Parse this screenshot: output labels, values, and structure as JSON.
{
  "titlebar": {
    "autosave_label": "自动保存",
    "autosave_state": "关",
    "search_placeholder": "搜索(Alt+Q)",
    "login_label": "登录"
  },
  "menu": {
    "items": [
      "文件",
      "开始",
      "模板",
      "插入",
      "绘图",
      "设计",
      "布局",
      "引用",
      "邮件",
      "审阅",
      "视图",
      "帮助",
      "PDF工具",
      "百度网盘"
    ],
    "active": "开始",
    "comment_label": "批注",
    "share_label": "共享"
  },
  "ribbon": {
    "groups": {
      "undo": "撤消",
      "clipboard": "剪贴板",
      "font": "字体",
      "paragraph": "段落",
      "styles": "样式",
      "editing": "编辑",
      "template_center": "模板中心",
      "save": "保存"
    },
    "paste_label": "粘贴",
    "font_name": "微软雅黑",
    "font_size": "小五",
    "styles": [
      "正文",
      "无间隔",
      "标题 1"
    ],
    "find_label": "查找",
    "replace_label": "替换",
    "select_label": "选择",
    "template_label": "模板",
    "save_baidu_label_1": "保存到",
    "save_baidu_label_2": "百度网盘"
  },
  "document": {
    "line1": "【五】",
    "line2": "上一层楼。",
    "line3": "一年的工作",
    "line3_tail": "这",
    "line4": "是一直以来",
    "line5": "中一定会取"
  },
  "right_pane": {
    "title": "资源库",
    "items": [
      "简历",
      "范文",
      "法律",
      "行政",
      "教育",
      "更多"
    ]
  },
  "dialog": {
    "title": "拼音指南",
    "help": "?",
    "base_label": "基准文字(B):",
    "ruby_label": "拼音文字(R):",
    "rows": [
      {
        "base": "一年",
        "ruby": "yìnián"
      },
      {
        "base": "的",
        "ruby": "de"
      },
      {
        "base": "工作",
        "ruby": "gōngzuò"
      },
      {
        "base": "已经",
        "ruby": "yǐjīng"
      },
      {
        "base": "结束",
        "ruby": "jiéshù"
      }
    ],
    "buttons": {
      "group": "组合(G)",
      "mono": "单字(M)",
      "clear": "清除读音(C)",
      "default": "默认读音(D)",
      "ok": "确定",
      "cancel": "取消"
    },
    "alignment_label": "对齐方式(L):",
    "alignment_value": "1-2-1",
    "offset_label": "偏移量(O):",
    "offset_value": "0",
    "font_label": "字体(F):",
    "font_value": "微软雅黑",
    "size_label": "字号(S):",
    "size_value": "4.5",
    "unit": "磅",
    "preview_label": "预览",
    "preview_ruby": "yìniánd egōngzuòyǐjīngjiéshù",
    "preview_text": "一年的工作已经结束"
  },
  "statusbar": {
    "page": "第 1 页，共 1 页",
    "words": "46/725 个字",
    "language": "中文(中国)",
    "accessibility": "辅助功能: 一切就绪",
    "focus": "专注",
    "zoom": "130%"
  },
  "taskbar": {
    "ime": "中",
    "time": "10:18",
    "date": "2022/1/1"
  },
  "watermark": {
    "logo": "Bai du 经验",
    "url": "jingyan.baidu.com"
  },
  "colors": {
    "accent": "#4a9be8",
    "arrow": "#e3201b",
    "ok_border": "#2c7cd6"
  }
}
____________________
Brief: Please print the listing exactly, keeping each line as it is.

Task response:
Parse this screenshot: output labels, values, and structure as JSON.
{
  "titlebar": {
    "autosave_label": "自动保存",
    "autosave_state": "关",
    "search_placeholder": "搜索(Alt+Q)",
    "login_label": "登录"
  },
  "menu": {
    "items": [
      "文件",
      "开始",
      "模板",
      "插入",
      "绘图",
      "设计",
      "布局",
      "引用",
      "邮件",
      "审阅",
      "视图",
      "帮助",
      "PDF工具",
      "百度网盘"
    ],
    "active": "开始",
    "comment_label": "批注",
    "share_label": "共享"
  },
  "ribbon": {
    "groups": {
      "undo": "撤消",
      "clipboard": "剪贴板",
      "font": "字体",
      "paragraph": "段落",
      "styles": "样式",
      "editing": "编辑",
      "template_center": "模板中心",
      "save": "保存"
    },
    "paste_label": "粘贴",
    "font_name": "微软雅黑",
    "font_size": "小五",
    "styles": [
      "正文",
      "无间隔",
      "标题 1"
    ],
    "find_label": "查找",
    "replace_label": "替换",
    "select_label": "选择",
    "template_label": "模板",
    "save_baidu_label_1": "保存到",
    "save_baidu_label_2": "百度网盘"
  },
  "document": {
    "line1": "【五】",
    "line2": "上一层楼。",
    "line3": "一年的工作",
    "line3_tail": "这",
    "line4": "是一直以来",
    "line5": "中一定会取"
  },
  "right_pane": {
    "title": "资源库",
    "items": [
      "简历",
      "范文",
      "法律",
      "行政",
      "教育",
      "更多"
    ]
  },
  "dialog": {
    "title": "拼音指南",
    "help": "?",
    "base_label": "基准文字(B):",
    "ruby_label": "拼音文字(R):",
    "rows": [
      {
        "base": "一年",
        "ruby": "yìnián"
      },
      {
        "base": "的",
        "ruby": "de"
      },
      {
        "base": "工作",
        "ruby": "gōngzuò"
      },
      {
        "base": "已经",
        "ruby": "yǐjīng"
      },
      {
        "base": "结束",
        "ruby": "jiéshù"
      }
    ],
    "buttons": {
      "group": "组合(G)",
      "mono": "单字(M)",
      "clear": "清除读音(C)",
      "default": "默认读音(D)",
      "ok": "确定",
      "cancel": "取消"
    },
    "alignment_label": "对齐方式(L):",
    "alignment_value": "1-2-1",
    "offset_label": "偏移量(O):",
    "offset_value": "0",
    "font_label": "字体(F):",
    "font_value": "微软雅黑",
    "size_label": "字号(S):",
    "size_value": "4.5",
    "unit": "磅",
    "preview_label": "预览",
    "preview_ruby": "yìniánd egōngzuòyǐjīngjiéshù",
    "preview_text": "一年的工作已经结束"
  },
  "statusbar": {
    "page": "第 1 页，共 1 页",
    "words": "46/725 个字",
    "language": "中文(中国)",
    "accessibility": "辅助功能: 一切就绪",
    "focus": "专注",
    "zoom": "130%"
  },
  "taskbar": {
    "ime": "中",
    "time": "10:18",
    "date": "2022/1/1"
  },
  "watermark": {
    "logo": "Bai du 经验",
    "url": "jingyan.baidu.com"
  },
  "colors": {
    "accent": "#4a9be8",
    "arrow": "#e3201b",
    "ok_border": "#2c7cd6"
  }
}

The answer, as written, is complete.